Aim of the task
Filter the data for "complete" and copy matching lines.
________________________
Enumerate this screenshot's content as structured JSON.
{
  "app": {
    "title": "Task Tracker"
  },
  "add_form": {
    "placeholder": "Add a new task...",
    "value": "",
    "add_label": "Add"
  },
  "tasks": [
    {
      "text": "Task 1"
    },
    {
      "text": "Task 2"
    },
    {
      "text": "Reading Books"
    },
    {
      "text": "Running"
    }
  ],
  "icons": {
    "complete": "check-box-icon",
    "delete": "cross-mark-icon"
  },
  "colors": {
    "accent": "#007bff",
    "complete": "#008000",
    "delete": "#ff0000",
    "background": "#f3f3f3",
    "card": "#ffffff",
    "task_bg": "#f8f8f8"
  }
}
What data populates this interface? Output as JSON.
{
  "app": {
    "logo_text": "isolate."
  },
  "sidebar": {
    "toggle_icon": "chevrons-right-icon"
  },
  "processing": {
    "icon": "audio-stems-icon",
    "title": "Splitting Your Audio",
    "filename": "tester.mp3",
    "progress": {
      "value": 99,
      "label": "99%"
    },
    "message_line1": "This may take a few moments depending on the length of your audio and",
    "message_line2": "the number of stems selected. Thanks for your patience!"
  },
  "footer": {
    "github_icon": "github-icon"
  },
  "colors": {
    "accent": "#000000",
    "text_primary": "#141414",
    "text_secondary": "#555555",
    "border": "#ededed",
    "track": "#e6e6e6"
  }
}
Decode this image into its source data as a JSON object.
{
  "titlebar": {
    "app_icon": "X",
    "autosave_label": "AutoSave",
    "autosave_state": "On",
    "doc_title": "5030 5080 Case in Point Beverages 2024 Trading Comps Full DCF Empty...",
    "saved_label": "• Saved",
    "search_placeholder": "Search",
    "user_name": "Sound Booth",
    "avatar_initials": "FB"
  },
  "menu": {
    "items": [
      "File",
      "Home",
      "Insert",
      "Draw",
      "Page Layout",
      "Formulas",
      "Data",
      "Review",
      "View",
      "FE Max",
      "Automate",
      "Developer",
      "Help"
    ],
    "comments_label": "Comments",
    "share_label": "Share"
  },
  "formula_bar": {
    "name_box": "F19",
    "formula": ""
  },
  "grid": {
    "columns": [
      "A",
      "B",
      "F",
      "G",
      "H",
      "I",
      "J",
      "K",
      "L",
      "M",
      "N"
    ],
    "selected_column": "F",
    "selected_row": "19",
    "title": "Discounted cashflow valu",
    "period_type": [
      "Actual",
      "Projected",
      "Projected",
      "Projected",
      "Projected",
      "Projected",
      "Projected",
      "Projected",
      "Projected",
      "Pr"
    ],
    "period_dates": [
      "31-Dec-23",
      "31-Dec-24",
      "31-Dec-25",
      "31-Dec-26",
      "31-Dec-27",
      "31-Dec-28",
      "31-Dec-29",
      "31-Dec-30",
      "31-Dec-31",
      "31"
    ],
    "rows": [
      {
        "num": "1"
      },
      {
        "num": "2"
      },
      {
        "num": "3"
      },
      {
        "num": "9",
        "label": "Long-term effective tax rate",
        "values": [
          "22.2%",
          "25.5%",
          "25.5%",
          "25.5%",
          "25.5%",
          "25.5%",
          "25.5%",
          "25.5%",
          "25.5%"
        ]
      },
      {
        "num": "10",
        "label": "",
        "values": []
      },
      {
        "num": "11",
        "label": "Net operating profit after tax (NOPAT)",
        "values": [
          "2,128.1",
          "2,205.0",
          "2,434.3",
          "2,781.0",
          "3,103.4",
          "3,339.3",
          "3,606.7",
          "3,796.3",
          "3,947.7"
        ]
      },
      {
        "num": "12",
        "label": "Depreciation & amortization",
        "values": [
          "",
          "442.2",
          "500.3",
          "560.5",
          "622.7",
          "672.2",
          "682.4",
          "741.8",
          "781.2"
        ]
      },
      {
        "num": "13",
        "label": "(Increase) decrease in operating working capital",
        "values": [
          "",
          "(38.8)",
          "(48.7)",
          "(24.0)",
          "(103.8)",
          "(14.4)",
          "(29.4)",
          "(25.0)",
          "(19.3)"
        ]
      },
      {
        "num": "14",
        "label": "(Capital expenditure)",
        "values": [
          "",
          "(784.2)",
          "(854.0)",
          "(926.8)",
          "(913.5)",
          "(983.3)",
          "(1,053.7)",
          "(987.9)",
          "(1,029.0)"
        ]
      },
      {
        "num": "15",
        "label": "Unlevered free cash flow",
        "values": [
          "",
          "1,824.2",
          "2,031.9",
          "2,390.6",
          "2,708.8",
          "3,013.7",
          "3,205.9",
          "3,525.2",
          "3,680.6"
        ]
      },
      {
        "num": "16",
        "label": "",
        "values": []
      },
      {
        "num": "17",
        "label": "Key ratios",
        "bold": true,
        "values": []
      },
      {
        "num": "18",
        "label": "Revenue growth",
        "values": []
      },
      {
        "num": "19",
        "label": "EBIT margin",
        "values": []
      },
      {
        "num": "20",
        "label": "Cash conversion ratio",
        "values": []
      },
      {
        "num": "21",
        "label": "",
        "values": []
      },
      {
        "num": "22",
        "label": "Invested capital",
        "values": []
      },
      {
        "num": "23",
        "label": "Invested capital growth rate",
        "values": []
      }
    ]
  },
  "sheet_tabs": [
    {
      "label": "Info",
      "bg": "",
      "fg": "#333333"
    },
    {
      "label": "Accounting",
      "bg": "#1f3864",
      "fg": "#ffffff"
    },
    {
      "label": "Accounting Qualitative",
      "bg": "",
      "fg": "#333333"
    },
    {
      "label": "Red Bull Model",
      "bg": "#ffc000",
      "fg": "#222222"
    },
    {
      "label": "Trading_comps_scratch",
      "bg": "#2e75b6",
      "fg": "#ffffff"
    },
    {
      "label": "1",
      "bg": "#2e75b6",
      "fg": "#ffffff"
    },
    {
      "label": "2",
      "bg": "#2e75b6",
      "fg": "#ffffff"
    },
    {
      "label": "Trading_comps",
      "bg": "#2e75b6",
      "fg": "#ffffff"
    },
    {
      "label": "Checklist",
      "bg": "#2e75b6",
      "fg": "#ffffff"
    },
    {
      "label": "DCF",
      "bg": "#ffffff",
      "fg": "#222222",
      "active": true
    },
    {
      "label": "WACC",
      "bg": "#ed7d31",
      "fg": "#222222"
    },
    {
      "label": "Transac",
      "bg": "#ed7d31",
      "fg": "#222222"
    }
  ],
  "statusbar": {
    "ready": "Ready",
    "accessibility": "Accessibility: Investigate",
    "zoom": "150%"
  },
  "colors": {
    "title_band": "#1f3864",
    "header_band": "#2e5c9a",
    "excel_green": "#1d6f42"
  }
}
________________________
Result below
    "complete": "check-box-icon",
    "complete": "#008000",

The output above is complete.